Brief>
Please repeat every line below exactly, from the first to the last.

(Excerpts from an interface dataset)
******
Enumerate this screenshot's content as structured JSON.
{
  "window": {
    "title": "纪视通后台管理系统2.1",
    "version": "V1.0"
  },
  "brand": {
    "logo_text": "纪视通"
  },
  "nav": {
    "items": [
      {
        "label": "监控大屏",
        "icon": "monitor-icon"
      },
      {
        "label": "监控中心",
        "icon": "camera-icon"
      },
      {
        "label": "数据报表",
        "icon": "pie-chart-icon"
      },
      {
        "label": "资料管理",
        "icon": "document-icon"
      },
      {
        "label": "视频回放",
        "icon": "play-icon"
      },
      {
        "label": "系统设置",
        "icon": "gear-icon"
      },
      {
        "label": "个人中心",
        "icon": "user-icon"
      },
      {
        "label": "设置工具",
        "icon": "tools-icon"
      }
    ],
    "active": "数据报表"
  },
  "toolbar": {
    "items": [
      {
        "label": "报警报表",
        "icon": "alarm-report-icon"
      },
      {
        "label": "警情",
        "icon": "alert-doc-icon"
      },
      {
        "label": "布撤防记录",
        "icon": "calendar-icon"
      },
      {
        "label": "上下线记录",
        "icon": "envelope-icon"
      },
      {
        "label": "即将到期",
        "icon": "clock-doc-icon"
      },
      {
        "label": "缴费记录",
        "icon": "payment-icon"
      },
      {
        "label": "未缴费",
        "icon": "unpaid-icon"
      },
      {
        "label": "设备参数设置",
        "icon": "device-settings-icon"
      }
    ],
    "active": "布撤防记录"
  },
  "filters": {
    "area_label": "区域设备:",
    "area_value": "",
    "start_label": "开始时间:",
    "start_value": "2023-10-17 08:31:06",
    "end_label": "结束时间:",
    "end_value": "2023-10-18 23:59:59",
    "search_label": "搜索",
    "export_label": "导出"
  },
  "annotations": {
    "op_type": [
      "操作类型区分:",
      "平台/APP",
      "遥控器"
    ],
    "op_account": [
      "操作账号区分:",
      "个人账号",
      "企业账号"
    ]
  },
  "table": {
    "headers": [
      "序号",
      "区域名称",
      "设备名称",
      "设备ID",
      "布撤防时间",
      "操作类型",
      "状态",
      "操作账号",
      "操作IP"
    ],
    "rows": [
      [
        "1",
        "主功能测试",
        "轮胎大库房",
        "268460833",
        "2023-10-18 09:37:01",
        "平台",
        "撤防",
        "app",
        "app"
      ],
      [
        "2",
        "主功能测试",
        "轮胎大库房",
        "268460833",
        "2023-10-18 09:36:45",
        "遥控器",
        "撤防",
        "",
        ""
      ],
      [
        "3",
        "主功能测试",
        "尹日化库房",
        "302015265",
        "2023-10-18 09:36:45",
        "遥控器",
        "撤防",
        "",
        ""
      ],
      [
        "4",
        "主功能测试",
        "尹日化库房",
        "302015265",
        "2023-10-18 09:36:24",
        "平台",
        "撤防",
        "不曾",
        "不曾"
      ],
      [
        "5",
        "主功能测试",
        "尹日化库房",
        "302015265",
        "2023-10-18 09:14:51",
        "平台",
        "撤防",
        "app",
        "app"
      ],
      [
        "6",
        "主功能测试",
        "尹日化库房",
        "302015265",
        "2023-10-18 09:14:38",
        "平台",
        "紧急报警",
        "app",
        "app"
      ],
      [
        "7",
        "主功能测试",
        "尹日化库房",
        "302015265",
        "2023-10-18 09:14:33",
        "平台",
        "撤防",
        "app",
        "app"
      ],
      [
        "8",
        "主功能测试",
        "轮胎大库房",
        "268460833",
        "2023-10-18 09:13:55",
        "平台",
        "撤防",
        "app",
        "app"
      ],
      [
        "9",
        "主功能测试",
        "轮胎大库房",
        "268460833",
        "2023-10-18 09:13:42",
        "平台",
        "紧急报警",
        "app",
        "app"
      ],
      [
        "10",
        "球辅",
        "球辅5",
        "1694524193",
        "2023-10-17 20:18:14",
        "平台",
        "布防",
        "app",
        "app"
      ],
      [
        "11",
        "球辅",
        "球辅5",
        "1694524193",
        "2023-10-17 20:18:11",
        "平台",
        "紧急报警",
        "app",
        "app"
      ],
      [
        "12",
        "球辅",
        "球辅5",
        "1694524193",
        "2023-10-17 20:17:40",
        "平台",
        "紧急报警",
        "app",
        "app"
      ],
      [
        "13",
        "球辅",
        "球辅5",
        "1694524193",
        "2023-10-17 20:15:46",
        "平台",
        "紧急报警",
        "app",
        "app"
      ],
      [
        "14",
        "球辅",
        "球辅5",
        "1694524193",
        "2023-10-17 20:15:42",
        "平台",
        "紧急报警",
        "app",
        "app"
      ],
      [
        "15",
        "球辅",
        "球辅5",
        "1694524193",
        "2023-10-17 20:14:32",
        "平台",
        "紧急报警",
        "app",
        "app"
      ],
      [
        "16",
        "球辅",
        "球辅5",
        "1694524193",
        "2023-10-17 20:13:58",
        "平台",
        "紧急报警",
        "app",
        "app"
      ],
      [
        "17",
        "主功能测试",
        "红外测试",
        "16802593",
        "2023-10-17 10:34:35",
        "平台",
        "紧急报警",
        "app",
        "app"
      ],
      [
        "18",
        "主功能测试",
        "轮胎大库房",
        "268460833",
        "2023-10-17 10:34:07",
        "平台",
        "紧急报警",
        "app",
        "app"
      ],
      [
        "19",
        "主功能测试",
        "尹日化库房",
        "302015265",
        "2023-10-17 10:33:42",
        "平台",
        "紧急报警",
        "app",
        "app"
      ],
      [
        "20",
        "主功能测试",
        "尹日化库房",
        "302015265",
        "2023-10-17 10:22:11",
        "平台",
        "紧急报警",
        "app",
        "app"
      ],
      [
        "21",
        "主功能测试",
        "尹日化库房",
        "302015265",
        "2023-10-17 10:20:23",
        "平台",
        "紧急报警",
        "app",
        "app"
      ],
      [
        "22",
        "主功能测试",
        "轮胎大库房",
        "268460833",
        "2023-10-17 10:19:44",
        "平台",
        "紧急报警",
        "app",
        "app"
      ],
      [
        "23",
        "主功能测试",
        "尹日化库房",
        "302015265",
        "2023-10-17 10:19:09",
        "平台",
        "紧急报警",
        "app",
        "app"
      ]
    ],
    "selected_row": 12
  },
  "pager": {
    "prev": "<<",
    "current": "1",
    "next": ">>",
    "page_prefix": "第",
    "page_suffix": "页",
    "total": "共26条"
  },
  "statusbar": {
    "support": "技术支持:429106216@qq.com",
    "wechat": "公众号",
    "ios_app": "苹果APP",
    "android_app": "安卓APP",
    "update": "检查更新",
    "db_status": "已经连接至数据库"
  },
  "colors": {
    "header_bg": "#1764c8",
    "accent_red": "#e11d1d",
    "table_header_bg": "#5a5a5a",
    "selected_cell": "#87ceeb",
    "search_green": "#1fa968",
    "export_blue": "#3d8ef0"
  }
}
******
Response for this exercise>
Enumerate this screenshot's content as structured JSON.
{
  "window": {
    "title": "纪视通后台管理系统2.1",
    "version": "V1.0"
  },
  "brand": {
    "logo_text": "纪视通"
  },
  "nav": {
    "items": [
      {
        "label": "监控大屏",
        "icon": "monitor-icon"
      },
      {
        "label": "监控中心",
        "icon": "camera-icon"
      },
      {
        "label": "数据报表",
        "icon": "pie-chart-icon"
      },
      {
        "label": "资料管理",
        "icon": "document-icon"
      },
      {
        "label": "视频回放",
        "icon": "play-icon"
      },
      {
        "label": "系统设置",
        "icon": "gear-icon"
      },
      {
        "label": "个人中心",
        "icon": "user-icon"
      },
      {
        "label": "设置工具",
        "icon": "tools-icon"
      }
    ],
    "active": "数据报表"
  },
  "toolbar": {
    "items": [
      {
        "label": "报警报表",
        "icon": "alarm-report-icon"
      },
      {
        "label": "警情",
        "icon": "alert-doc-icon"
      },
      {
        "label": "布撤防记录",
        "icon": "calendar-icon"
      },
      {
        "label": "上下线记录",
        "icon": "envelope-icon"
      },
      {
        "label": "即将到期",
        "icon": "clock-doc-icon"
      },
      {
        "label": "缴费记录",
        "icon": "payment-icon"
      },
      {
        "label": "未缴费",
        "icon": "unpaid-icon"
      },
      {
        "label": "设备参数设置",
        "icon": "device-settings-icon"
      }
    ],
    "active": "布撤防记录"
  },
  "filters": {
    "area_label": "区域设备:",
    "area_value": "",
    "start_label": "开始时间:",
    "start_value": "2023-10-17 08:31:06",
    "end_label": "结束时间:",
    "end_value": "2023-10-18 23:59:59",
    "search_label": "搜索",
    "export_label": "导出"
  },
  "annotations": {
    "op_type": [
      "操作类型区分:",
      "平台/APP",
      "遥控器"
    ],
    "op_account": [
      "操作账号区分:",
      "个人账号",
      "企业账号"
    ]
  },
  "table": {
    "headers": [
      "序号",
      "区域名称",
      "设备名称",
      "设备ID",
      "布撤防时间",
      "操作类型",
      "状态",
      "操作账号",
      "操作IP"
    ],
    "rows": [
      [
        "1",
        "主功能测试",
        "轮胎大库房",
        "268460833",
        "2023-10-18 09:37:01",
        "平台",
        "撤防",
        "app",
        "app"
      ],
      [
        "2",
        "主功能测试",
        "轮胎大库房",
        "268460833",
        "2023-10-18 09:36:45",
        "遥控器",
        "撤防",
        "",
        ""
      ],
      [
        "3",
        "主功能测试",
        "尹日化库房",
        "302015265",
        "2023-10-18 09:36:45",
        "遥控器",
        "撤防",
        "",
        ""
      ],
      [
        "4",
        "主功能测试",
        "尹日化库房",
        "302015265",
        "2023-10-18 09:36:24",
        "平台",
        "撤防",
        "不曾",
        "不曾"
      ],
      [
        "5",
        "主功能测试",
        "尹日化库房",
        "302015265",
        "2023-10-18 09:14:51",
        "平台",
        "撤防",
        "app",
        "app"
      ],
      [
        "6",
        "主功能测试",
        "尹日化库房",
        "302015265",
        "2023-10-18 09:14:38",
        "平台",
        "紧急报警",
        "app",
        "app"
      ],
      [
        "7",
        "主功能测试",
        "尹日化库房",
        "302015265",
        "2023-10-18 09:14:33",
        "平台",
        "撤防",
        "app",
        "app"
      ],
      [
        "8",
        "主功能测试",
        "轮胎大库房",
        "268460833",
        "2023-10-18 09:13:55",
        "平台",
        "撤防",
        "app",
        "app"
      ],
      [
        "9",
        "主功能测试",
        "轮胎大库房",
        "268460833",
        "2023-10-18 09:13:42",
        "平台",
        "紧急报警",
        "app",
        "app"
      ],
      [
        "10",
        "球辅",
        "球辅5",
        "1694524193",
        "2023-10-17 20:18:14",
        "平台",
        "布防",
        "app",
        "app"
      ],
      [
        "11",
        "球辅",
        "球辅5",
        "1694524193",
        "2023-10-17 20:18:11",
        "平台",
        "紧急报警",
        "app",
        "app"
      ],
      [
        "12",
        "球辅",
        "球辅5",
        "1694524193",
        "2023-10-17 20:17:40",
        "平台",
        "紧急报警",
        "app",
        "app"
      ],
      [
        "13",
        "球辅",
        "球辅5",
        "1694524193",
        "2023-10-17 20:15:46",
        "平台",
        "紧急报警",
        "app",
        "app"
      ],
      [
        "14",
        "球辅",
        "球辅5",
        "1694524193",
        "2023-10-17 20:15:42",
        "平台",
        "紧急报警",
        "app",
        "app"
      ],
      [
        "15",
        "球辅",
        "球辅5",
        "1694524193",
        "2023-10-17 20:14:32",
        "平台",
        "紧急报警",
        "app",
        "app"
      ],
      [
        "16",
        "球辅",
        "球辅5",
        "1694524193",
        "2023-10-17 20:13:58",
        "平台",
        "紧急报警",
        "app",
        "app"
      ],
      [
        "17",
        "主功能测试",
        "红外测试",
        "16802593",
        "2023-10-17 10:34:35",
        "平台",
        "紧急报警",
        "app",
        "app"
      ],
      [
        "18",
        "主功能测试",
        "轮胎大库房",
        "268460833",
        "2023-10-17 10:34:07",
        "平台",
        "紧急报警",
        "app",
        "app"
      ],
      [
        "19",
        "主功能测试",
        "尹日化库房",
        "302015265",
        "2023-10-17 10:33:42",
        "平台",
        "紧急报警",
        "app",
        "app"
      ],
      [
        "20",
        "主功能测试",
        "尹日化库房",
        "302015265",
        "2023-10-17 10:22:11",
        "平台",
        "紧急报警",
        "app",
        "app"
      ],
      [
        "21",
        "主功能测试",
        "尹日化库房",
        "302015265",
        "2023-10-17 10:20:23",
        "平台",
        "紧急报警",
        "app",
        "app"
      ],
      [
        "22",
        "主功能测试",
        "轮胎大库房",
        "268460833",
        "2023-10-17 10:19:44",
        "平台",
        "紧急报警",
        "app",
        "app"
      ],
      [
        "23",
        "主功能测试",
        "尹日化库房",
        "302015265",
        "2023-10-17 10:19:09",
        "平台",
        "紧急报警",
        "app",
        "app"
      ]
    ],
    "selected_row": 12
  },
  "pager": {
    "prev": "<<",
    "current": "1",
    "next": ">>",
    "page_prefix": "第",
    "page_suffix": "页",
    "total": "共26条"
  },
  "statusbar": {
    "support": "技术支持:429106216@qq.com",
    "wechat": "公众号",
    "ios_app": "苹果APP",
    "android_app": "安卓APP",
    "update": "检查更新",
    "db_status": "已经连接至数据库"
  },
  "colors": {
    "header_bg": "#1764c8",
    "accent_red": "#e11d1d",
    "table_header_bg": "#5a5a5a",
    "selected_cell": "#87ceeb",
    "search_green": "#1fa968",
    "export_blue": "#3d8ef0"
  }
}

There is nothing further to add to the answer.